(Excerpts from an interface dataset)
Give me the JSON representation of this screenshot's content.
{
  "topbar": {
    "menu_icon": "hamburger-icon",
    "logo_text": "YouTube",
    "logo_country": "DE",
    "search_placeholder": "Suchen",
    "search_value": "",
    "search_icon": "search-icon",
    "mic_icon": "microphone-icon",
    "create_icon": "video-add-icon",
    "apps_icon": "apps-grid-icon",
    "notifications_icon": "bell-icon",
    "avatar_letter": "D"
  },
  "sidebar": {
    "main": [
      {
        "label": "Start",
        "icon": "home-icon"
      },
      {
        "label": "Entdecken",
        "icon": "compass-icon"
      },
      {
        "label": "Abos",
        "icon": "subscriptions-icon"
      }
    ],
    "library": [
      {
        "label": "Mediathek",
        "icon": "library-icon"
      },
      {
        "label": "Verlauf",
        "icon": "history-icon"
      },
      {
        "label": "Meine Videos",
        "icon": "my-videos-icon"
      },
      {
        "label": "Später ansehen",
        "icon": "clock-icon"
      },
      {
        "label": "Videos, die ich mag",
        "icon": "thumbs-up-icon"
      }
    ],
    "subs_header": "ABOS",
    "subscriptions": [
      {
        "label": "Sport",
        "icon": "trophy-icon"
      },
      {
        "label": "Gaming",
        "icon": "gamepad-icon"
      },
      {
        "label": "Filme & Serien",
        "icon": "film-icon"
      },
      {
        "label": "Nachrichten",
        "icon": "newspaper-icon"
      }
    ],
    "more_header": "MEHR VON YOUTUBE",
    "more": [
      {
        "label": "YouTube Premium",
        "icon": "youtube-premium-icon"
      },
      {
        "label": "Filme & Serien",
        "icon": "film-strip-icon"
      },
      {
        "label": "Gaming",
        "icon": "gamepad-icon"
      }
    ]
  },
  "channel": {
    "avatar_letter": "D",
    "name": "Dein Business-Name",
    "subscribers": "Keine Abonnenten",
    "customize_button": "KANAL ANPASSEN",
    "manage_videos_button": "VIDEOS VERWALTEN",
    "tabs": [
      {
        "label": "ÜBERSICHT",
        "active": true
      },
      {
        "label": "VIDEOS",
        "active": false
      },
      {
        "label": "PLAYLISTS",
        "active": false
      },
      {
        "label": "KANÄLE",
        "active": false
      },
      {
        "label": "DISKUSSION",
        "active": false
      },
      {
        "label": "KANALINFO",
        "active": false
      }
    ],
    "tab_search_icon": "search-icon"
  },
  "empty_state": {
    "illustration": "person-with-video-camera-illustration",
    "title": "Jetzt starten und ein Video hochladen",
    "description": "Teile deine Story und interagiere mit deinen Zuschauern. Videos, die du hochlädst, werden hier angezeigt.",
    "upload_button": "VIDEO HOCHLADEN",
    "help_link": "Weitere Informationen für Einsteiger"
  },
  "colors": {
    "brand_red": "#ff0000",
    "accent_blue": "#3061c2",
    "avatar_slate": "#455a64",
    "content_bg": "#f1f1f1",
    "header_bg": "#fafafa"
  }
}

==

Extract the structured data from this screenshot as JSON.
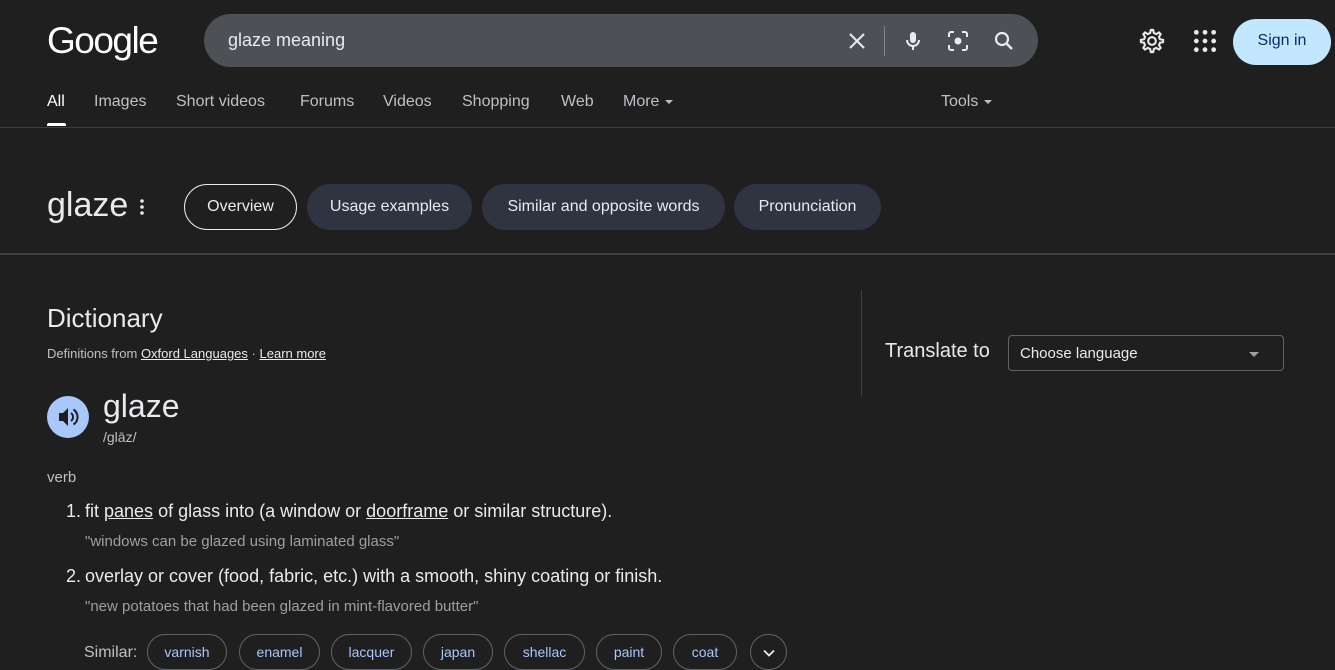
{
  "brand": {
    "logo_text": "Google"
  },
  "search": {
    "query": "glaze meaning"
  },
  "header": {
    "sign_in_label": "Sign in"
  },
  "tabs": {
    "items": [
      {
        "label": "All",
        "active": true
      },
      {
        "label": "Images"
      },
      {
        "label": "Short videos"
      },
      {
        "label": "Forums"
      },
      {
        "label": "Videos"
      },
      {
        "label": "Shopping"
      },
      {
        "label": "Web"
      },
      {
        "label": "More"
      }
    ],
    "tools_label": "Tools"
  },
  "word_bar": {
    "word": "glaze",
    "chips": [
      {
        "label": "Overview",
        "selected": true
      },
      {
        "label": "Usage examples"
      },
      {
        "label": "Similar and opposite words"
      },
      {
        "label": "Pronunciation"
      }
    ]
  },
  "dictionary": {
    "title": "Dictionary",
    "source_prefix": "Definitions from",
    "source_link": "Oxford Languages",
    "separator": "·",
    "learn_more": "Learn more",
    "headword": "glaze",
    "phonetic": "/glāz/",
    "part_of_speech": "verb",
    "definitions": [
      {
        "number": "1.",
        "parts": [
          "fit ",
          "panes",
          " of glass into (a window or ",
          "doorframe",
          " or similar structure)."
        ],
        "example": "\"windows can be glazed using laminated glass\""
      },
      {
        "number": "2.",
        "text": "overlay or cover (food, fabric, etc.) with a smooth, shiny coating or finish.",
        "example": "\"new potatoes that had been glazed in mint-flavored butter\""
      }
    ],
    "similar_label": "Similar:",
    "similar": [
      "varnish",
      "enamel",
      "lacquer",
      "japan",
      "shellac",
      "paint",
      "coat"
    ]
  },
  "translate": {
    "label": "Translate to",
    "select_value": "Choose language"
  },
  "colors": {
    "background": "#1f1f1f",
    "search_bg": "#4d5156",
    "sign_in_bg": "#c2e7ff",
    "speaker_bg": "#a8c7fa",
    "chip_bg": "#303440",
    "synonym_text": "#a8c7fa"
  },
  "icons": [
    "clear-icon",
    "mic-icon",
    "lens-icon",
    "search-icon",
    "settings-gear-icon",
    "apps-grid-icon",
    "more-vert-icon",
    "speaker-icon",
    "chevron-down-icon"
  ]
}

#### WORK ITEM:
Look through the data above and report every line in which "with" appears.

#### TASK OUTPUT:
    "illustration": "person-with-video-camera-illustration",
        "text": "overlay or cover (food, fabric, etc.) with a smooth, shiny coating or finish.",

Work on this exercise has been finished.